It was a 12-hours-a-day slog, head-down, battling the elements, trying not to starve, freeze, or fall into a crevasse in the ice. But for Mark, completing the race would prove once and for all that he was truly an adventure athlete.
"Any sporting thing I'd done before, there was always the element of 'Sure that's great, 'cos Mark's blind'," he says. "I really felt that when I was talking to people about this race they were fascinated with Antarctica and the South Pole and it wasn't about the blindness. It just felt like the adventure was a true adventure -- and it took me away from my blindness."
You'll have to tune in tonight to discover the outcome of the race. Suffice to say, Mark came back in one piece in February of last year, with a fresh perspective on life. He was making plans to get into radio and other media, and to expand his motivational business. He followed the South Pole race with other physical challenges -- including becoming the first blind man to co-skipper a boat in the 1,400-mile Round-Ireland Yacht Race in June of this year.
He had also made a very personal decision while at the South Pole: to propose to his girlfriend Simone. His Norwegian team-mate Inge had warned all the competitors to not act immediately on any major vows they made to themselves during the mentally-challenging conditions of the race.
"So I waited until November to ask Simone. I phoned Inge to tell him then and he said, 'Jeez, I was only talking about a couple of weeks to calm down, I didn't mean nine months!'"
The couple had been due to marry on this August Bank Holiday weekend, something Mark says has been "postponed, not cancelled".
Three weeks before, on July 2, Mark was attending the Royal Rowing Regatta in Henley, England, when he fell from a second-storey window in the house where he was staying. It is not yet clear if he was sleepwalking or disoriented as he made his way to a bathroom that night: all he remembers is being on the ground below.
"Apparently I was trying to get up and I remember hearing Brendan Smyth, the rower I did the Commonwealth Games with, saying, 'It'll be alright, it'll be alright, just stay lying down'."
His parents and Simone were at his bedside the day after the accident and have been there since as he moved from weeks of morphine-hazed consciousness to delicate surgery to stabilise his back.
He is now rehabilitating in Stoke Mandeville hospital in Buckinghamshire, a centre for spinal injuries in the UK. His doctors have no long-term prognosis on whether he will walk again and Mark is undergoing exhausting physiotherapy sessions, trying to build up his strength to be able to sit in a wheelchair for more than an hour or two at a time.
"At times I do feel unlucky," he says. "Then I think I really could have died in the first couple of weeks after the accident.
"We met a guy last night who is two years down the line from getting a wheelchair. He used to be a professional moto-cross rider and he's back out working, he's a mechanic, and doing all sorts of sports and living his life independently. On one hand, you think, 'Well, that's great, one small step at a time', and I can be happy and positive.
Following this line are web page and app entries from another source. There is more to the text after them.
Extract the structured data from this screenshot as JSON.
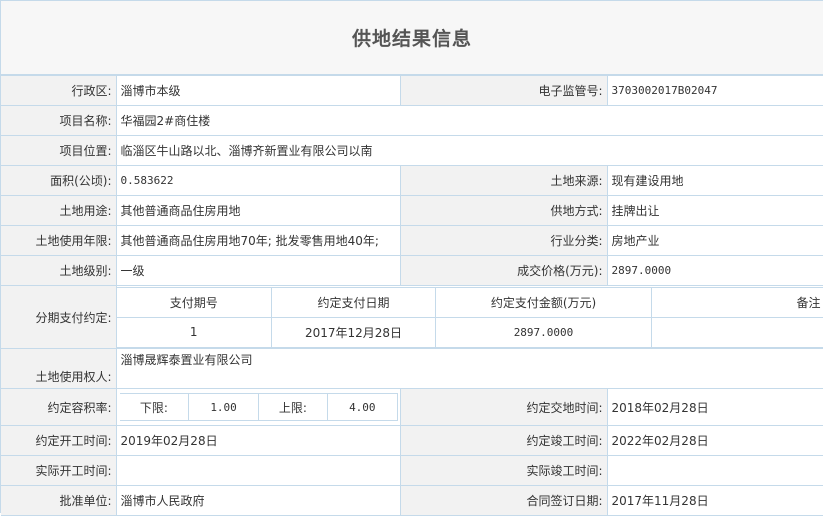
{
  "title": "供地结果信息",
  "fields": {
    "district_label": "行政区:",
    "district": "淄博市本级",
    "supervision_label": "电子监管号:",
    "supervision": "3703002017B02047",
    "project_name_label": "项目名称:",
    "project_name": "华福园2#商住楼",
    "location_label": "项目位置:",
    "location": "临淄区牛山路以北、淄博齐新置业有限公司以南",
    "area_label": "面积(公顷):",
    "area": "0.583622",
    "land_source_label": "土地来源:",
    "land_source": "现有建设用地",
    "land_use_label": "土地用途:",
    "land_use": "其他普通商品住房用地",
    "supply_method_label": "供地方式:",
    "supply_method": "挂牌出让",
    "term_label": "土地使用年限:",
    "term": "其他普通商品住房用地70年; 批发零售用地40年;",
    "industry_label": "行业分类:",
    "industry": "房地产业",
    "land_grade_label": "土地级别:",
    "land_grade": "一级",
    "price_label": "成交价格(万元):",
    "price": "2897.0000",
    "installment_label": "分期支付约定:",
    "land_user_label": "土地使用权人:",
    "land_user": "淄博晟辉泰置业有限公司",
    "far_label": "约定容积率:",
    "far_lower_label": "下限:",
    "far_lower": "1.00",
    "far_upper_label": "上限:",
    "far_upper": "4.00",
    "handover_label": "约定交地时间:",
    "handover": "2018年02月28日",
    "start_label": "约定开工时间:",
    "start": "2019年02月28日",
    "complete_label": "约定竣工时间:",
    "complete": "2022年02月28日",
    "actual_start_label": "实际开工时间:",
    "actual_start": "",
    "actual_complete_label": "实际竣工时间:",
    "actual_complete": "",
    "approver_label": "批准单位:",
    "approver": "淄博市人民政府",
    "contract_date_label": "合同签订日期:",
    "contract_date": "2017年11月28日"
  },
  "installments": {
    "headers": [
      "支付期号",
      "约定支付日期",
      "约定支付金额(万元)",
      "备注"
    ],
    "rows": [
      {
        "no": "1",
        "date": "2017年12月28日",
        "amount": "2897.0000",
        "note": ""
      }
    ]
  }
}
"But then you start thinking, 'I don't want to be a happy person in a wheelchair'."
One consolation to him is that TV viewers will be able to see him at his finest in tonight's documentary.
He didn't want his accident to change anything about the film -- especially not the title, Blind Man Walking, which he came up with for director Ross Whitaker, and which now seems particularly poignant.
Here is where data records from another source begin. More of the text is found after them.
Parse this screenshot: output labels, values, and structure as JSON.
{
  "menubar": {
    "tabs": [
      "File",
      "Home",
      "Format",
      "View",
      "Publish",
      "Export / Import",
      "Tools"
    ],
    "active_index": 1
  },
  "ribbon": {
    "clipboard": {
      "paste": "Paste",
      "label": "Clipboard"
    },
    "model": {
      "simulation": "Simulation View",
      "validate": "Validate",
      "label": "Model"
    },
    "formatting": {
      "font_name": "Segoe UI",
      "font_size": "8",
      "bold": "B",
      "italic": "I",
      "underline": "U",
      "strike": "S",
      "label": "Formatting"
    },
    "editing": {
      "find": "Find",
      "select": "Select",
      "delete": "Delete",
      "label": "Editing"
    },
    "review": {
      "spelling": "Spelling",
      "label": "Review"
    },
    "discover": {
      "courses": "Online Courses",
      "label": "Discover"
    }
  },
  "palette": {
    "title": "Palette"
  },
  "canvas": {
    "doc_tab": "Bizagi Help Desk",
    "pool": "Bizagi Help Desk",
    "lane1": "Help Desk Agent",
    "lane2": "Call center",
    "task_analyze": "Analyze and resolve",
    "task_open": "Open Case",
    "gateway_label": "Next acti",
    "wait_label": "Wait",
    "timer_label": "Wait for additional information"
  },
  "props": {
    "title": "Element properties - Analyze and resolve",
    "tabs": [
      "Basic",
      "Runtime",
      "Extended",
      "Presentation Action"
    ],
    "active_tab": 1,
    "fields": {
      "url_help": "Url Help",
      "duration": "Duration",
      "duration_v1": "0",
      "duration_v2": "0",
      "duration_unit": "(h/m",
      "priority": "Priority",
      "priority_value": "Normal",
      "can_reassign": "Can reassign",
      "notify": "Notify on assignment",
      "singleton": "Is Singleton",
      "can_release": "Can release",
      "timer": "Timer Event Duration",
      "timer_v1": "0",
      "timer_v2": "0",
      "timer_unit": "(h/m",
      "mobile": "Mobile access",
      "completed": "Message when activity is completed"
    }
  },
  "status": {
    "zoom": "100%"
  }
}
'I didn't want to change it because of this accident," he says. "The great thing about the film is that it captures a time when I was feeling very content and had buried the demons of my blindness after going to the South Pole. Trusting Ross to tell the real story has allowed me to have a record of one of the most positive times of my life.
"It didn't feel like a short-term champagne-popping experience: achieving the South Pole gave me a long-lasting contentment."
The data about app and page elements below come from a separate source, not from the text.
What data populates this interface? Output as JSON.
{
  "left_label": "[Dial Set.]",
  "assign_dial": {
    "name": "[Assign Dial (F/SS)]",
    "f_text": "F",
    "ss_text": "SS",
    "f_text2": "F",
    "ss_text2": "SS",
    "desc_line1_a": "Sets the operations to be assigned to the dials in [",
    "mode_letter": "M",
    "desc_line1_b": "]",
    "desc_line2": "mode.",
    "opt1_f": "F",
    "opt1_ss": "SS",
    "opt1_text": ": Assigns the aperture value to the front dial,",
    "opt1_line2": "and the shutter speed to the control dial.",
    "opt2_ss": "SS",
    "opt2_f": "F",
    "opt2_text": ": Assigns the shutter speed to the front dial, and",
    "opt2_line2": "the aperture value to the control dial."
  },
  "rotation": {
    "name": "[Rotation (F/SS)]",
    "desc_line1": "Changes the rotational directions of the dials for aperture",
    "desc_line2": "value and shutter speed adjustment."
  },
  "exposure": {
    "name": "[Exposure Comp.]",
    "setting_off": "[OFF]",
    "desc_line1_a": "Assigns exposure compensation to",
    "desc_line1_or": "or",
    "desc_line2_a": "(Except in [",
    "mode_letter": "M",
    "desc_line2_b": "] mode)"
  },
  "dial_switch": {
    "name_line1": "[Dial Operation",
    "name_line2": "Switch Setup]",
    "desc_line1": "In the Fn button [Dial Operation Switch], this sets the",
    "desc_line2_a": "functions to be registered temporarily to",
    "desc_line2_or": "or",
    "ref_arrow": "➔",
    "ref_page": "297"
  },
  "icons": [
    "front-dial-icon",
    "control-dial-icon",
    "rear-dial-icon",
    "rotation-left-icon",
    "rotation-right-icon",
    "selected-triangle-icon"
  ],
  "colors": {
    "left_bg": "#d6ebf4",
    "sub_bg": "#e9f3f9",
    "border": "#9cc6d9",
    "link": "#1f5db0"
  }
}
FIRST PUBLISHED HERE: http://www.independent.ie/health/case-studies/i-was-the-first-blind-man-to-conquer-the-south-pole-now-i-dont-know-if-ill-ever-walk-again-2326009.html